* **What you are asked to do**
Each line from the one that contains "Parse this screenshot: output" to the end of the material must be quoted exactly; include both end lines and nothing else.

* **Entries shown**
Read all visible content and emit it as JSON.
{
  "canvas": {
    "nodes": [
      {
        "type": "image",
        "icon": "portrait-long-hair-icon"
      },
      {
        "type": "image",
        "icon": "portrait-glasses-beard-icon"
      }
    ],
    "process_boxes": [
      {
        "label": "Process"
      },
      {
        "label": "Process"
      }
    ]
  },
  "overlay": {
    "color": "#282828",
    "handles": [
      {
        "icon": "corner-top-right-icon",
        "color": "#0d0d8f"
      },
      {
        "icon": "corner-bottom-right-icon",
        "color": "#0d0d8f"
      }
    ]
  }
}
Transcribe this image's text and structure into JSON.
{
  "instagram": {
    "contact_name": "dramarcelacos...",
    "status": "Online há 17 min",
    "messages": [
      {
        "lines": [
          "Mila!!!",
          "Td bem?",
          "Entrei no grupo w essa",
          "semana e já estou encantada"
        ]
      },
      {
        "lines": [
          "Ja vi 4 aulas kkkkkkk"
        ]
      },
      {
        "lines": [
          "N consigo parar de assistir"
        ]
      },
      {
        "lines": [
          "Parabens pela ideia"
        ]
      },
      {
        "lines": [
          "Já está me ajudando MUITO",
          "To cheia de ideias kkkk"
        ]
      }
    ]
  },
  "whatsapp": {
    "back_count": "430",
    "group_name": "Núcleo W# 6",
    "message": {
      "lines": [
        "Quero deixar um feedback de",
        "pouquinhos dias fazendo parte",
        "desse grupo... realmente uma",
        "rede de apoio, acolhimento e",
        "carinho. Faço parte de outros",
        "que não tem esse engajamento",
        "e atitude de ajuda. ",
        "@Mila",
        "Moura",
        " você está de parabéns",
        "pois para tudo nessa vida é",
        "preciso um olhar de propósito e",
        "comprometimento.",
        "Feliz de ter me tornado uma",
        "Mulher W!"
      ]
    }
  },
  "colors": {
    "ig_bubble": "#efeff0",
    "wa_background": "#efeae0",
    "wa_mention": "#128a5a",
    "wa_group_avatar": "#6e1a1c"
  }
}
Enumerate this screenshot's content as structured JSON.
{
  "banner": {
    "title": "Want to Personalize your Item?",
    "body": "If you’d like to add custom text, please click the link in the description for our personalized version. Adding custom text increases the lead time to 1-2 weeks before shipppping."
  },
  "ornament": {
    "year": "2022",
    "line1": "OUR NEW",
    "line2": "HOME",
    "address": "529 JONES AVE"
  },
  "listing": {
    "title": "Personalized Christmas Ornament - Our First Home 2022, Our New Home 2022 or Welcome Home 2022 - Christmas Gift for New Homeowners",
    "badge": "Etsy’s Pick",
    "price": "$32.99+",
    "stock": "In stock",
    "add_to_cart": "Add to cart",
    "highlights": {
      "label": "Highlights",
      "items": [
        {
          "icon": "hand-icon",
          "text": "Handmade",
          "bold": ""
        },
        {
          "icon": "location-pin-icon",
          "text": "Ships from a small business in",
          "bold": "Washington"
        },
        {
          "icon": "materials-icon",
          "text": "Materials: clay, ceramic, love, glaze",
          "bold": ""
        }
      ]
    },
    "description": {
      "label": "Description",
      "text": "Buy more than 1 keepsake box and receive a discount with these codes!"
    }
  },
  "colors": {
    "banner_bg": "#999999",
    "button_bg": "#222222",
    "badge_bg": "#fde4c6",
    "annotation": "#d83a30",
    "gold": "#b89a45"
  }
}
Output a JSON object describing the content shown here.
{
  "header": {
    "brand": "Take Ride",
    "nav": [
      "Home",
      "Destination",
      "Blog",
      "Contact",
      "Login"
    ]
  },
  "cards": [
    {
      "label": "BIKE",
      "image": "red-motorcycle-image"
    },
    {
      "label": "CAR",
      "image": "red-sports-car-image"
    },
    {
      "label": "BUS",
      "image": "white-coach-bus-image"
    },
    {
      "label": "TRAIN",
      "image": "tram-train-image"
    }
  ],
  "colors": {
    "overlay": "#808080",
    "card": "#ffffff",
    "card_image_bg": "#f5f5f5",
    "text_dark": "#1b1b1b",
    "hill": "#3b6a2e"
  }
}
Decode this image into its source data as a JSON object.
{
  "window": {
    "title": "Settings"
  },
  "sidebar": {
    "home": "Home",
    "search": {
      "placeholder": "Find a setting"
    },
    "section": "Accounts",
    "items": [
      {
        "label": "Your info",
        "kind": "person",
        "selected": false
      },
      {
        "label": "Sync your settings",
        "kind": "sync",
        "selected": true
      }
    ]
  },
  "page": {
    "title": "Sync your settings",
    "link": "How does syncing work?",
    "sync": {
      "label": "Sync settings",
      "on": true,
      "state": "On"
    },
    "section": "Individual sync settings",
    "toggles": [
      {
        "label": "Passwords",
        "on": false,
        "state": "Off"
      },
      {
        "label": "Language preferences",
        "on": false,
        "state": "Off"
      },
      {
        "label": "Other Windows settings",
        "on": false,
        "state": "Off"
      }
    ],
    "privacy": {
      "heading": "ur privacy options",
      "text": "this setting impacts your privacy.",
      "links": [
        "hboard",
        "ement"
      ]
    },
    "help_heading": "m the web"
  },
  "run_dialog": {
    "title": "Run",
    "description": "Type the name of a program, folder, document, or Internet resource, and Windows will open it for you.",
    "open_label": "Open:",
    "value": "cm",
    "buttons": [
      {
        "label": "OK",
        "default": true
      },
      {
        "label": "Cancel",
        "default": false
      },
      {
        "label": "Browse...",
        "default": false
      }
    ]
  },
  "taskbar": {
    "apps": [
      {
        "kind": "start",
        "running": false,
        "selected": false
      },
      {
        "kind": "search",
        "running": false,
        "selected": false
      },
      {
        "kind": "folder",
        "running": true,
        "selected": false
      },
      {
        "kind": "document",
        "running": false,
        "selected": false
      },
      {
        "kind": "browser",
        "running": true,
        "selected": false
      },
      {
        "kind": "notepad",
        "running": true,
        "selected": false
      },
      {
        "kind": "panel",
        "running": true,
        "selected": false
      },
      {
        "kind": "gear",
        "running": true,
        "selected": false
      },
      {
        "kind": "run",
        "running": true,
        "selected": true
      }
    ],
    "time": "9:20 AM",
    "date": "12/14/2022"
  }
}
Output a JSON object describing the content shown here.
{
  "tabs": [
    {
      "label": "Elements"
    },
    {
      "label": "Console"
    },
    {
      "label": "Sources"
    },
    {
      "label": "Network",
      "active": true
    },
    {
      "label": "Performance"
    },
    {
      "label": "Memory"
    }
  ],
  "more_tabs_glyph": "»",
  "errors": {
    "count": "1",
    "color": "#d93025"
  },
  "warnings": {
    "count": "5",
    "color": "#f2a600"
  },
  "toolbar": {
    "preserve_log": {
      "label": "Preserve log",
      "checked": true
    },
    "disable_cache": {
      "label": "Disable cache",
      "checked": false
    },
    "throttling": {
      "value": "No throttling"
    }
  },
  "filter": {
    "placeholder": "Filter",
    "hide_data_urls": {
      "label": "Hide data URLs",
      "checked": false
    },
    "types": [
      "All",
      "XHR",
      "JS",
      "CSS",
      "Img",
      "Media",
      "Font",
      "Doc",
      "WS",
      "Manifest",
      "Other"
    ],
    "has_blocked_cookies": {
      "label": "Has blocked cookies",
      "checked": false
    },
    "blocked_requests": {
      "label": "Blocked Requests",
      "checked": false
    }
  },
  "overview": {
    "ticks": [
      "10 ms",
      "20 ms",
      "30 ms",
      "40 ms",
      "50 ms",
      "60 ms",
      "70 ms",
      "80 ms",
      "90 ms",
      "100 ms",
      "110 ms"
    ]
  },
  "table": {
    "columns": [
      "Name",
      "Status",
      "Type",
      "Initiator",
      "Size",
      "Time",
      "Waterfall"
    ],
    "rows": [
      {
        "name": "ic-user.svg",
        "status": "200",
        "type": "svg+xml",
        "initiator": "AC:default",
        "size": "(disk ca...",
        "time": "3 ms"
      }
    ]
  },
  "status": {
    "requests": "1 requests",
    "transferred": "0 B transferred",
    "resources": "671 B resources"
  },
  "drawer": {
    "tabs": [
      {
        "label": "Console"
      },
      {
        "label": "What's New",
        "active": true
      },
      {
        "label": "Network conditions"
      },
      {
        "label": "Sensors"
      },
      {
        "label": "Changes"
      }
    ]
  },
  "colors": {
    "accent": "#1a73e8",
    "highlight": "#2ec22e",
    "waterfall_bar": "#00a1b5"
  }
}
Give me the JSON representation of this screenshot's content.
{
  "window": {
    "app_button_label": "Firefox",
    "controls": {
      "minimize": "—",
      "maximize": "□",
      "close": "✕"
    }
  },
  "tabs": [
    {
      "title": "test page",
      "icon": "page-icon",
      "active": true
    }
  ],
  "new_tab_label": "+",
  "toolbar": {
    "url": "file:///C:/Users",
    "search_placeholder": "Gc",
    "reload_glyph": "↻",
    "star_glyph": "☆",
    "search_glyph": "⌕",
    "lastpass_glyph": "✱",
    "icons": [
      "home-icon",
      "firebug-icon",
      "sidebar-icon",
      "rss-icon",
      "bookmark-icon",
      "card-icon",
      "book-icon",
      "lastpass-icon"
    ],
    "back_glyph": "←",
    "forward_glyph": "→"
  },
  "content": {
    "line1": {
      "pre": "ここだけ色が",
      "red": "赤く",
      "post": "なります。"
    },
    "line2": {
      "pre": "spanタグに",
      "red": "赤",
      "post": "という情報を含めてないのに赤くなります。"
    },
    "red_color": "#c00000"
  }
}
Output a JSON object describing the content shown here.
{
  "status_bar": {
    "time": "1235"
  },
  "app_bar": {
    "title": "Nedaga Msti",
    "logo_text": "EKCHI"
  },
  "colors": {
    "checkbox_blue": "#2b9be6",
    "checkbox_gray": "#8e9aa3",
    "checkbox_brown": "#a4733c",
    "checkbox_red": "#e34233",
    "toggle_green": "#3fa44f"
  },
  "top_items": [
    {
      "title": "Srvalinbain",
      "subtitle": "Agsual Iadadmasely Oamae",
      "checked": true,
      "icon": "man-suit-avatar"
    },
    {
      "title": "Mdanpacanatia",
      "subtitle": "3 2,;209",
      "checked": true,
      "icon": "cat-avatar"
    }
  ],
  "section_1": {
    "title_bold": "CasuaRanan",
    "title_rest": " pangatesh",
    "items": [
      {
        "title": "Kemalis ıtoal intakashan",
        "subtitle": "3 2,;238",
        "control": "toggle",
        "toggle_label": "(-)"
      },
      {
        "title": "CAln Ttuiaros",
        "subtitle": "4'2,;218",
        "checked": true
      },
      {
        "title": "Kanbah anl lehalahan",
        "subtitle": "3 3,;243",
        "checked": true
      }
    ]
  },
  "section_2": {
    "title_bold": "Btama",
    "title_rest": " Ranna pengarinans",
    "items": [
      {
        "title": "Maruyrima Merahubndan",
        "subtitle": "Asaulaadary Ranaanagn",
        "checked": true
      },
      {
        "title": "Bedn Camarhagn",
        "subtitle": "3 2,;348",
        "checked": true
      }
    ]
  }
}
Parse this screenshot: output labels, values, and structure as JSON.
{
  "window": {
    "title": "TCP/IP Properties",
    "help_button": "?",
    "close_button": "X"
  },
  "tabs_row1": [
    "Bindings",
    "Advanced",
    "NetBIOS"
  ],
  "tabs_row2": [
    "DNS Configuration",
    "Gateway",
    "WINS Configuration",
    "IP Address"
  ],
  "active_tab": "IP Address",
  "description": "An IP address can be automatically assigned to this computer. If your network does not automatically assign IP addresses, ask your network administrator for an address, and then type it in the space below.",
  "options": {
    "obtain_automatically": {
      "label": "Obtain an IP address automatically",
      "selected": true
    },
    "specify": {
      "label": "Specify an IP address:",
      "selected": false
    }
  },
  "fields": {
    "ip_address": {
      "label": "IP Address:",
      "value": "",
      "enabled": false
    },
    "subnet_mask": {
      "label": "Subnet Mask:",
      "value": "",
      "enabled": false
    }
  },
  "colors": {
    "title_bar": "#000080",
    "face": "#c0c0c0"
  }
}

* **Task response**
Parse this screenshot: output labels, values, and structure as JSON.
{
  "window": {
    "title": "TCP/IP Properties",
    "help_button": "?",
    "close_button": "X"
  },
  "tabs_row1": [
    "Bindings",
    "Advanced",
    "NetBIOS"
  ],
  "tabs_row2": [
    "DNS Configuration",
    "Gateway",
    "WINS Configuration",
    "IP Address"
  ],
  "active_tab": "IP Address",
  "description": "An IP address can be automatically assigned to this computer. If your network does not automatically assign IP addresses, ask your network administrator for an address, and then type it in the space below.",
  "options": {
    "obtain_automatically": {
      "label": "Obtain an IP address automatically",
      "selected": true
    },
    "specify": {
      "label": "Specify an IP address:",
      "selected": false
    }
  },
  "fields": {
    "ip_address": {
      "label": "IP Address:",
      "value": "",
      "enabled": false
    },
    "subnet_mask": {
      "label": "Subnet Mask:",
      "value": "",
      "enabled": false
    }
  },
  "colors": {
    "title_bar": "#000080",
    "face": "#c0c0c0"
  }
}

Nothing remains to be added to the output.